Another possible concern is that the amendment is retroactive for ten years. Although claimants cannot be indemnified more than once, it’s possible that some people were never compensated for an incident that took place in the past ten years. And resolving something that happened up to ten years ago could prove to be especially challenging for the company, as well as for the insurance carrier(s) that was providing liability coverages at the time.
In light of the many uncertainties surrounding this amendment, the insurance industry has taken a “wait and see” approach for now. The French Insurance Association (AFA) has a task force studying this issue, but it will not offer any guidance until the amendment goes into effect.

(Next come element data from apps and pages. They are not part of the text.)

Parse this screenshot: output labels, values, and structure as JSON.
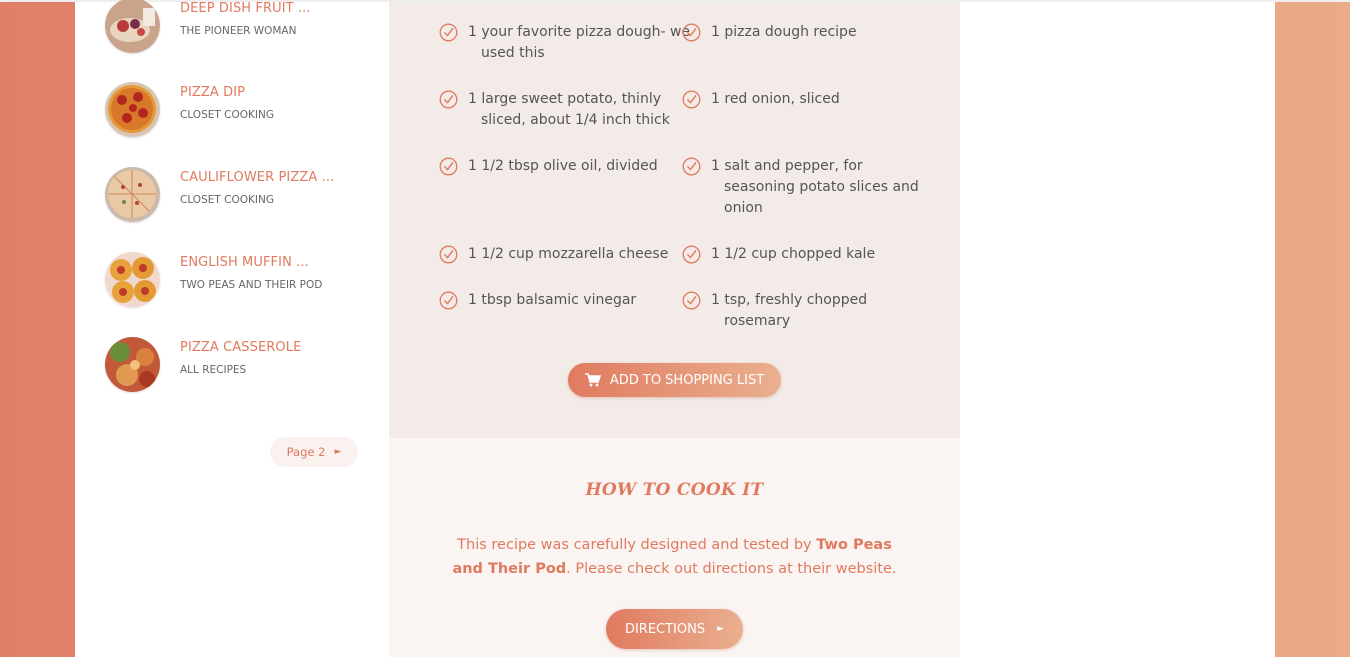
{
  "related_recipes": [
    {
      "title": "DEEP DISH FRUIT ...",
      "source": "THE PIONEER WOMAN"
    },
    {
      "title": "PIZZA DIP",
      "source": "CLOSET COOKING"
    },
    {
      "title": "CAULIFLOWER PIZZA ...",
      "source": "CLOSET COOKING"
    },
    {
      "title": "ENGLISH MUFFIN ...",
      "source": "TWO PEAS AND THEIR POD"
    },
    {
      "title": "PIZZA CASSEROLE",
      "source": "ALL RECIPES"
    }
  ],
  "pagination": {
    "label": "Page 2",
    "arrow": "►"
  },
  "ingredients": [
    {
      "qty": "1",
      "text": "your favorite pizza dough- we used this"
    },
    {
      "qty": "1",
      "text": "pizza dough recipe"
    },
    {
      "qty": "1",
      "text": "large sweet potato, thinly sliced, about 1/4 inch thick"
    },
    {
      "qty": "1",
      "text": "red onion, sliced"
    },
    {
      "qty": "1 1/2",
      "text": "tbsp olive oil, divided"
    },
    {
      "qty": "1",
      "text": "salt and pepper, for seasoning potato slices and onion"
    },
    {
      "qty": "1 1/2",
      "text": "cup mozzarella cheese"
    },
    {
      "qty": "1 1/2",
      "text": "cup chopped kale"
    },
    {
      "qty": "1",
      "text": "tbsp balsamic vinegar"
    },
    {
      "qty": "1",
      "text": "tsp, freshly chopped rosemary"
    }
  ],
  "shopping": {
    "label": "ADD TO SHOPPING LIST",
    "icon": "cart-icon"
  },
  "how_to": {
    "title": "HOW TO COOK IT",
    "text_before": "This recipe was carefully designed and tested by ",
    "author": "Two Peas and Their Pod",
    "text_after": ". Please check out directions at their website.",
    "button_label": "DIRECTIONS",
    "button_arrow": "►"
  },
  "colors": {
    "accent": "#e07a5f",
    "accent_light": "#eab08f",
    "ingredients_bg": "#f3ebe8",
    "howto_bg": "#faf4f2"
  }
}
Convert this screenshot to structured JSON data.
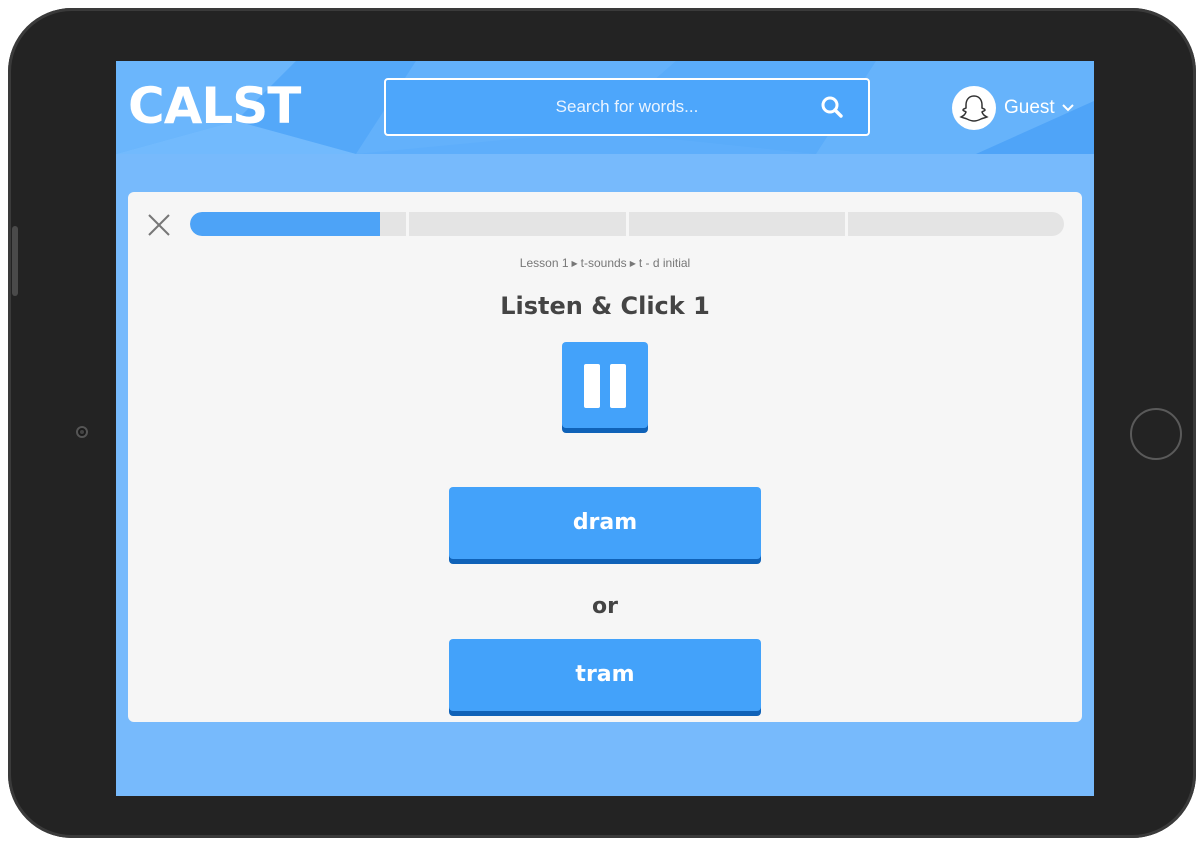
{
  "header": {
    "logo": "CALST",
    "search_placeholder": "Search for words...",
    "user_name": "Guest"
  },
  "exercise": {
    "progress": 0.22,
    "progress_segments": 4,
    "breadcrumb": [
      "Lesson 1",
      "t-sounds",
      "t - d initial"
    ],
    "title": "Listen & Click 1",
    "choices": [
      "dram",
      "tram"
    ],
    "or_label": "or"
  },
  "icons": {
    "search": "search-icon",
    "avatar": "ghost-icon",
    "chevron": "chevron-down-icon",
    "close": "close-icon",
    "pause": "pause-icon"
  },
  "colors": {
    "accent": "#43a2fa",
    "accent_shadow": "#0f62b8",
    "header": "#5eaefb",
    "background": "#77bafc",
    "card": "#f6f6f6"
  }
}
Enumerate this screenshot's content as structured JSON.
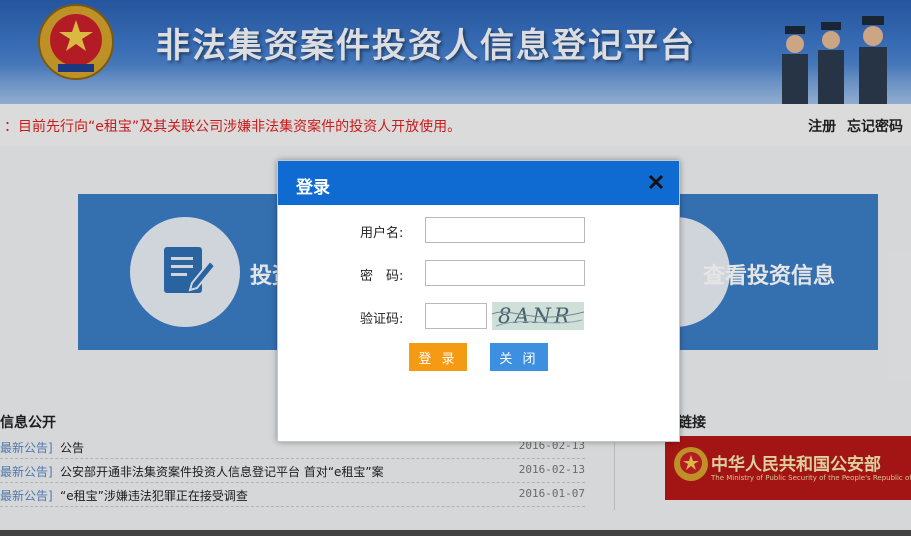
{
  "header": {
    "title": "非法集资案件投资人信息登记平台"
  },
  "notice": {
    "text": "：目前先行向“e租宝”及其关联公司涉嫌非法集资案件的投资人开放使用。"
  },
  "top_links": {
    "register": "注册",
    "forgot_password": "忘记密码"
  },
  "cards": {
    "left_label": "投资",
    "right_label": "查看投资信息"
  },
  "info_section": {
    "title": "信息公开",
    "rows": [
      {
        "tag": "最新公告]",
        "text": "公告",
        "date": "2016-02-13"
      },
      {
        "tag": "最新公告]",
        "text": "公安部开通非法集资案件投资人信息登记平台 首对“e租宝”案",
        "date": "2016-02-13"
      },
      {
        "tag": "最新公告]",
        "text": "“e租宝”涉嫌违法犯罪正在接受调查",
        "date": "2016-01-07"
      }
    ]
  },
  "links_section": {
    "title": "相关链接",
    "mps_cn": "中华人民共和国公安部",
    "mps_en": "The Ministry of Public Security of the People's Republic of China"
  },
  "modal": {
    "title": "登录",
    "username_label": "用户名:",
    "password_label": "密　码:",
    "captcha_label": "验证码:",
    "username_value": "",
    "password_value": "",
    "captcha_value": "",
    "captcha_text": "8ANR",
    "login_button": "登 录",
    "close_button": "关 闭"
  },
  "colors": {
    "modal_header": "#0f6bd1",
    "login_button": "#f59a13",
    "close_button": "#3d8fe0",
    "notice_text": "#e02020",
    "card_blue": "#3a7cc4"
  }
}
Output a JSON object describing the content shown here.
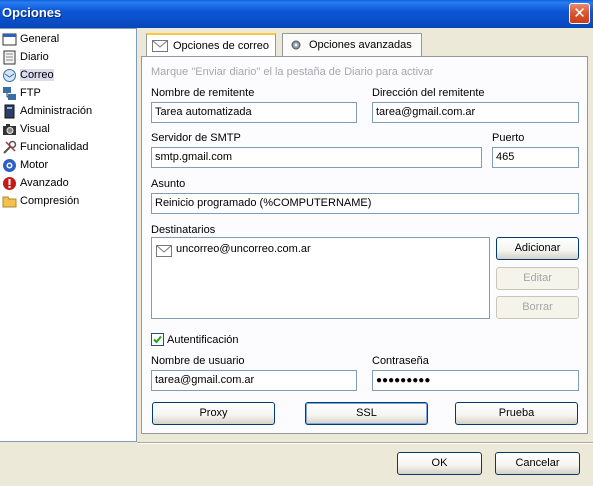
{
  "window": {
    "title": "Opciones",
    "close_glyph": "✕"
  },
  "sidebar": {
    "items": [
      {
        "label": "General",
        "icon": "window-icon"
      },
      {
        "label": "Diario",
        "icon": "notebook-icon"
      },
      {
        "label": "Correo",
        "icon": "mail-icon"
      },
      {
        "label": "FTP",
        "icon": "network-icon"
      },
      {
        "label": "Administración",
        "icon": "admin-icon"
      },
      {
        "label": "Visual",
        "icon": "camera-icon"
      },
      {
        "label": "Funcionalidad",
        "icon": "tools-icon"
      },
      {
        "label": "Motor",
        "icon": "engine-icon"
      },
      {
        "label": "Avanzado",
        "icon": "warning-icon"
      },
      {
        "label": "Compresión",
        "icon": "folder-icon"
      }
    ],
    "selected": "Correo"
  },
  "tabs": [
    {
      "label": "Opciones de correo",
      "icon": "envelope-icon"
    },
    {
      "label": "Opciones avanzadas",
      "icon": "gear-icon"
    }
  ],
  "hint": "Marque \"Enviar diario\" el la pestaña de Diario para activar",
  "form": {
    "sender_name_label": "Nombre de remitente",
    "sender_name_value": "Tarea automatizada",
    "sender_address_label": "Dirección del remitente",
    "sender_address_value": "tarea@gmail.com.ar",
    "smtp_label": "Servidor de SMTP",
    "smtp_value": "smtp.gmail.com",
    "port_label": "Puerto",
    "port_value": "465",
    "subject_label": "Asunto",
    "subject_value": "Reinicio programado (%COMPUTERNAME)",
    "recipients_label": "Destinatarios",
    "recipients": [
      "uncorreo@uncorreo.com.ar"
    ],
    "add_button": "Adicionar",
    "edit_button": "Editar",
    "delete_button": "Borrar",
    "auth_label": "Autentificación",
    "auth_checked": true,
    "username_label": "Nombre de usuario",
    "username_value": "tarea@gmail.com.ar",
    "password_label": "Contraseña",
    "password_value": "●●●●●●●●●",
    "proxy_button": "Proxy",
    "ssl_button": "SSL",
    "test_button": "Prueba"
  },
  "footer": {
    "ok_button": "OK",
    "cancel_button": "Cancelar"
  }
}
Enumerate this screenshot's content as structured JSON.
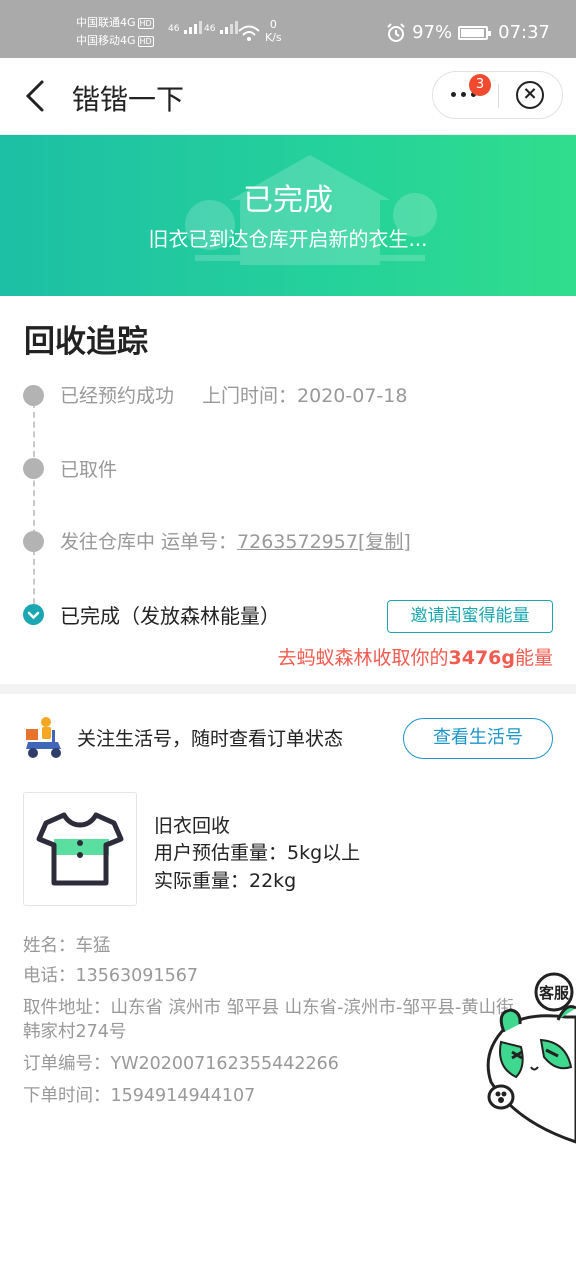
{
  "status_bar": {
    "carrier1": "中国联通4G",
    "carrier2": "中国移动4G",
    "hd_label": "HD",
    "signal1": "46",
    "signal2": "46",
    "net_speed_value": "0",
    "net_speed_unit": "K/s",
    "battery": "97%",
    "battery_level": 0.97,
    "time": "07:37"
  },
  "header": {
    "title": "锴锴一下",
    "notification_count": "3"
  },
  "banner": {
    "title": "已完成",
    "subtitle": "旧衣已到达仓库开启新的衣生..."
  },
  "tracking": {
    "section_title": "回收追踪",
    "steps": [
      {
        "label": "已经预约成功",
        "detail": "上门时间：2020-07-18"
      },
      {
        "label": "已取件"
      },
      {
        "label": "发往仓库中 运单号：",
        "tracking_no": "7263572957",
        "copy_label": "[复制]"
      },
      {
        "label": "已完成（发放森林能量）"
      }
    ],
    "invite_button": "邀请闺蜜得能量",
    "energy_prefix": "去蚂蚁森林收取你的",
    "energy_amount": "3476g",
    "energy_suffix": "能量"
  },
  "follow": {
    "text": "关注生活号，随时查看订单状态",
    "button": "查看生活号"
  },
  "product": {
    "name": "旧衣回收",
    "estimated_weight": "用户预估重量：5kg以上",
    "actual_weight": "实际重量：22kg"
  },
  "order_info": {
    "name": "姓名：车猛",
    "phone": "电话：13563091567",
    "address_line1": "取件地址：山东省 滨州市 邹平县 山东省-滨州市-邹平县-黄山街",
    "address_line2": "韩家村274号",
    "order_no": "订单编号：YW202007162355442266",
    "order_time": "下单时间：1594914944107"
  },
  "customer_service": {
    "label": "客服"
  },
  "colors": {
    "banner_start": "#1dbfa5",
    "banner_end": "#30dd8c",
    "accent_teal": "#1ba7b2",
    "accent_blue": "#1d96c9",
    "energy_red": "#f25b4f",
    "badge_red": "#f04a2f"
  }
}
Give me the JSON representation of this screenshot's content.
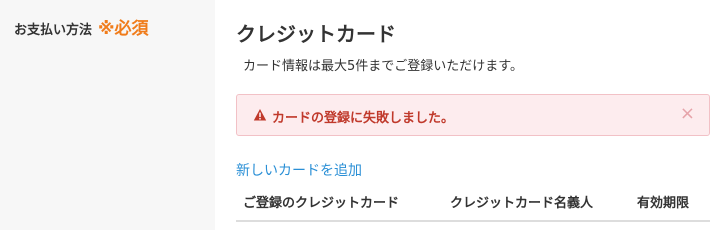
{
  "field": {
    "label": "お支払い方法",
    "required_mark": "※必須"
  },
  "section": {
    "title": "クレジットカード",
    "description": "カード情報は最大5件までご登録いただけます。"
  },
  "alert": {
    "icon": "warning-triangle-icon",
    "message": "カードの登録に失敗しました。",
    "close_label": "×",
    "background_color": "#fdecee",
    "text_color": "#c0392b"
  },
  "add_card_link": "新しいカードを追加",
  "table": {
    "headers": [
      "ご登録のクレジットカード",
      "クレジットカード名義人",
      "有効期限"
    ]
  },
  "colors": {
    "required_accent": "#f07c1b",
    "link": "#2a8fd6"
  }
}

Once some health-related class actions make their way through the system, insurers will no doubt modify their liability policies to reflect this particular risk. For the time being, however, general liability policies for companies potentially subject to a health-related class action are being renewed unchanged.
Preparation Is Critical
Given the uncharted waters that lie ahead, health care and life sciences companies doing business in France should undertake a risk assessment with their brokers and insurers to identify and understand where the possibility of a class action is greatest. As part of this process, companies, along with their brokers and insurers, should also review their policy limits for defense costs, and consider increasing them to reflect this heightened risk.
And because they won’t be able to influence how the suit is presented in the media, companies potentially at risk of a health-related class action should also have a plan in place that enables them to respond right away; hopefully, before a prevailing narrative takes hold.
The plan should identify the core team of people from management, legal, communications and risk management who need to be involved, as well as outside attorneys and public relations consultants.
Supporters of class action suits argue that they expand fairness in the civil justice system by aggregating many individual claims into one representational lawsuit. Opponents assert that they magnify the time, effort and cost required to remedy damages, and that class members are often minimally compensated for the damages they experienced.
While time will tell how this change benefits French citizens, for health care and life sciences companies doing business in France, it will certainly alter the risk landscape, perhaps significantly.
Want to know more? You can reach Ana Maria at firstname.lastname@example.org